BIG HOLE’S SALMONFLY HATCH
June Dry Dry Action!
In June, the river is swollen, yet receding after a heavy snowmelt. However, the fishing is heating up. A western angler’s favorite hatch, the salmonfly hatch, begins on the Big Hole River.
Big Bugs, Big Fish
These are big bugs so it’s no wonder the river’s larger fish rise to the surface to feed on these big meals. The large stoneflies are clumsy fliers and crash into the water’s surface. Big trout know this and strike shortly after the orange-bellied bugs hit the surface.

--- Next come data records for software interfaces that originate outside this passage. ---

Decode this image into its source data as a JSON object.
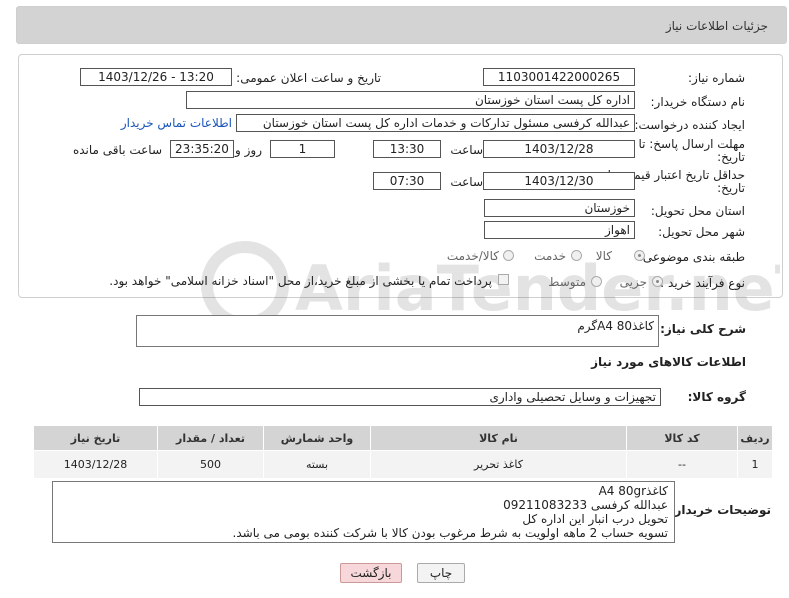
{
  "header": {
    "title": "جزئیات اطلاعات نیاز"
  },
  "form": {
    "need_number": {
      "label": "شماره نیاز:",
      "value": "1103001422000265"
    },
    "announce_datetime": {
      "label": "تاریخ و ساعت اعلان عمومی:",
      "value": "1403/12/26 - 13:20"
    },
    "buyer_org": {
      "label": "نام دستگاه خریدار:",
      "value": "اداره کل پست استان خوزستان"
    },
    "requester": {
      "label": "ایجاد کننده درخواست:",
      "value": "عبدالله کرفسی مسئول تدارکات و خدمات اداره کل پست استان خوزستان",
      "contact_link": "اطلاعات تماس خریدار"
    },
    "reply_deadline": {
      "label_line1": "مهلت ارسال پاسخ: تا",
      "label_line2": "تاریخ:",
      "date": "1403/12/28",
      "time_label": "ساعت",
      "time": "13:30",
      "days": "1",
      "days_label": "روز و",
      "remaining": "23:35:20",
      "remaining_label": "ساعت باقی مانده"
    },
    "price_validity": {
      "label_line1": "حداقل تاریخ اعتبار قیمت: تا",
      "label_line2": "تاریخ:",
      "date": "1403/12/30",
      "time_label": "ساعت",
      "time": "07:30"
    },
    "province": {
      "label": "استان محل تحویل:",
      "value": "خوزستان"
    },
    "city": {
      "label": "شهر محل تحویل:",
      "value": "اهواز"
    },
    "category": {
      "label": "طبقه بندی موضوعی:",
      "options": [
        "کالا",
        "خدمت",
        "کالا/خدمت"
      ],
      "selected": "کالا"
    },
    "process_type": {
      "label": "نوع فرآیند خرید :",
      "options": [
        "جزیی",
        "متوسط"
      ],
      "selected": "جزیی",
      "payment_note": "پرداخت تمام یا بخشی از مبلغ خرید،از محل \"اسناد خزانه اسلامی\" خواهد بود."
    }
  },
  "description": {
    "label": "شرح کلی نیاز:",
    "value": "کاغذA4 80گرم"
  },
  "goods_info": {
    "title": "اطلاعات کالاهای مورد نیاز"
  },
  "goods_group": {
    "label": "گروه کالا:",
    "value": "تجهیزات و وسایل تحصیلی واداری"
  },
  "table": {
    "headers": [
      "ردیف",
      "کد کالا",
      "نام کالا",
      "واحد شمارش",
      "تعداد / مقدار",
      "تاریخ نیاز"
    ],
    "rows": [
      {
        "row": "1",
        "code": "--",
        "name": "کاغذ تحریر",
        "unit": "بسته",
        "qty": "500",
        "date": "1403/12/28"
      }
    ]
  },
  "buyer_notes": {
    "label": "توضیحات خریدار:",
    "lines": [
      "کاغذA4 80gr",
      "عبدالله کرفسی 09211083233",
      "تحویل درب انبار این اداره کل",
      "تسویه حساب 2 ماهه اولویت به شرط مرغوب بودن کالا با شرکت کننده بومی می باشد."
    ]
  },
  "buttons": {
    "print": "چاپ",
    "back": "بازگشت"
  },
  "watermark": {
    "text": "AriaTender.neT"
  },
  "colors": {
    "header_bg": "#d3d3d3",
    "link": "#1a55b8",
    "back_button_bg": "#f8d7da",
    "table_header_bg": "#d4d4d4"
  }
}
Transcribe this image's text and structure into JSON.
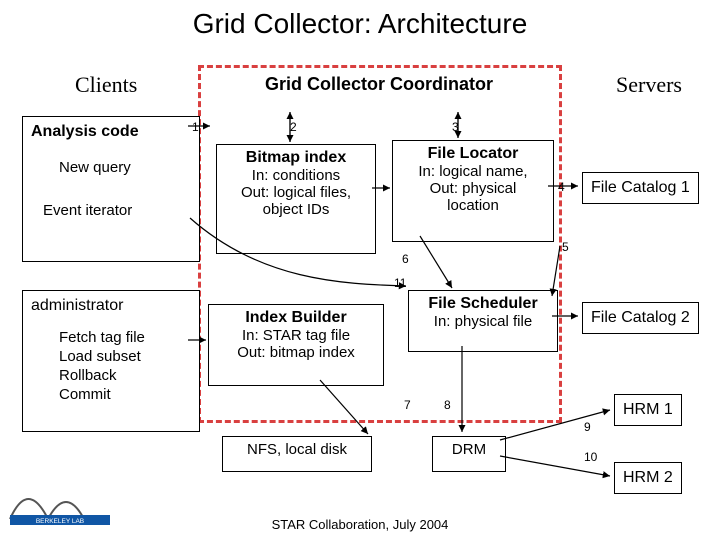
{
  "title": "Grid Collector: Architecture",
  "sections": {
    "clients": "Clients",
    "servers": "Servers",
    "coordinator": "Grid Collector Coordinator"
  },
  "client1": {
    "heading": "Analysis code",
    "sub1": "New query",
    "sub2": "Event iterator"
  },
  "client2": {
    "heading": "administrator",
    "sub1": "Fetch tag file",
    "sub2": "Load subset",
    "sub3": "Rollback",
    "sub4": "Commit"
  },
  "components": {
    "bitmap": {
      "title": "Bitmap index",
      "l1": "In: conditions",
      "l2": "Out: logical files,",
      "l3": "object IDs"
    },
    "locator": {
      "title": "File Locator",
      "l1": "In: logical name,",
      "l2": "Out: physical",
      "l3": "location"
    },
    "builder": {
      "title": "Index Builder",
      "l1": "In: STAR tag file",
      "l2": "Out: bitmap index"
    },
    "scheduler": {
      "title": "File Scheduler",
      "l1": "In: physical file"
    },
    "nfs": "NFS, local disk",
    "drm": "DRM"
  },
  "servers": {
    "fc1": "File Catalog 1",
    "fc2": "File Catalog 2",
    "hrm1": "HRM 1",
    "hrm2": "HRM 2"
  },
  "nums": {
    "n1": "1",
    "n2": "2",
    "n3": "3",
    "n4": "4",
    "n5": "5",
    "n6": "6",
    "n7": "7",
    "n8": "8",
    "n9": "9",
    "n10": "10",
    "n11": "11"
  },
  "footer": "STAR Collaboration, July 2004"
}
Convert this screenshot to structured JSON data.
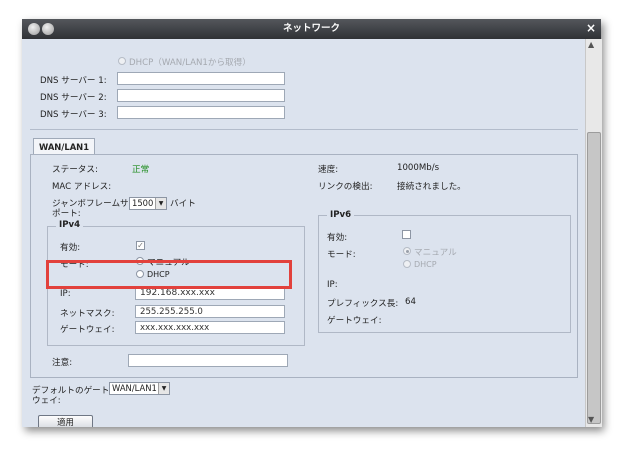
{
  "window": {
    "title": "ネットワーク",
    "close_glyph": "×"
  },
  "dns": {
    "dhcp_option": "DHCP（WAN/LAN1から取得）",
    "server1_label": "DNS サーバー 1:",
    "server2_label": "DNS サーバー 2:",
    "server3_label": "DNS サーバー 3:",
    "server1_value": "",
    "server2_value": "",
    "server3_value": ""
  },
  "tab": {
    "label": "WAN/LAN1"
  },
  "status": {
    "label": "ステータス:",
    "value": "正常",
    "value_color": "#1e8c1e",
    "mac_label": "MAC アドレス:",
    "jumbo_label_line1": "ジャンボフレームサ",
    "jumbo_label_line2": "ポート:",
    "jumbo_value": "1500",
    "jumbo_unit": "バイト",
    "speed_label": "速度:",
    "speed_value": "1000Mb/s",
    "link_label": "リンクの検出:",
    "link_value": "接続されました。"
  },
  "ipv4": {
    "title": "IPv4",
    "enabled_label": "有効:",
    "enabled_checked": true,
    "mode_label": "モード:",
    "mode_manual": "マニュアル",
    "mode_dhcp": "DHCP",
    "ip_label": "IP:",
    "ip_value": "192.168.xxx.xxx",
    "netmask_label": "ネットマスク:",
    "netmask_value": "255.255.255.0",
    "gateway_label": "ゲートウェイ:",
    "gateway_value": "xxx.xxx.xxx.xxx"
  },
  "ipv6": {
    "title": "IPv6",
    "enabled_label": "有効:",
    "enabled_checked": false,
    "mode_label": "モード:",
    "mode_manual": "マニュアル",
    "mode_dhcp": "DHCP",
    "ip_label": "IP:",
    "prefix_label": "プレフィックス長:",
    "prefix_value": "64",
    "gateway_label": "ゲートウェイ:"
  },
  "note": {
    "label": "注意:",
    "value": ""
  },
  "default_gateway": {
    "label_line1": "デフォルトのゲート",
    "label_line2": "ウェイ:",
    "value": "WAN/LAN1"
  },
  "apply_button": {
    "label": "適用"
  },
  "colors": {
    "highlight": "#e2413c",
    "window_bg": "#dce3ee"
  }
}
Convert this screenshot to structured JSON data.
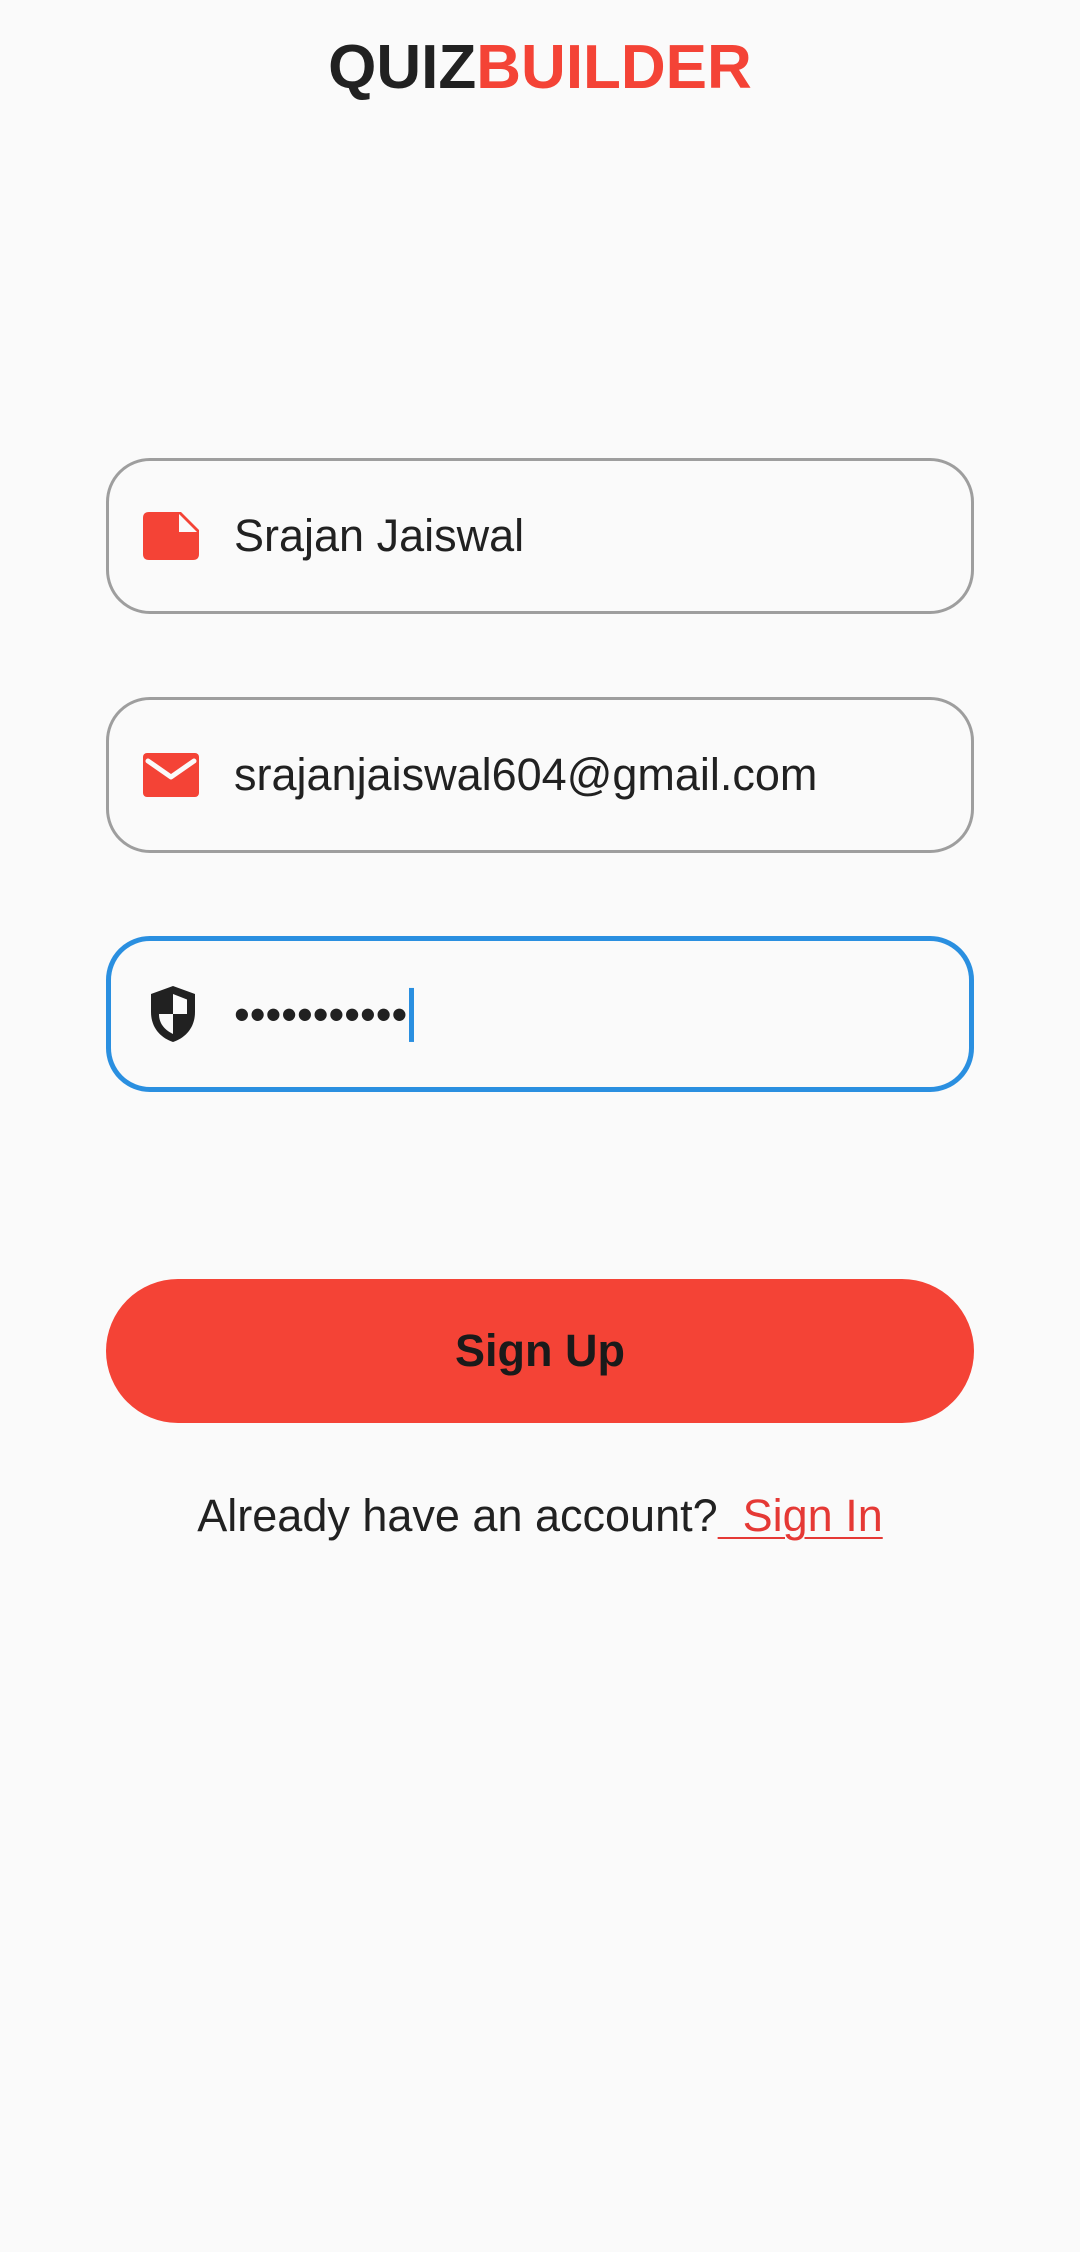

Timing is tough with this hatch. Generally, it is mid-June on the Big Hole River. Beginning near the lower river, the hatch moves upstream over the course of 10-18 days. The salmonfly nymph crawls from the river onto nearby willows to hatch leaving behind large, empty shucks. Keeping up with the hatch, if possible, is the best tactic for catching trout on a dry fly. After the hatch has passed, trout are often gorged and not feeding.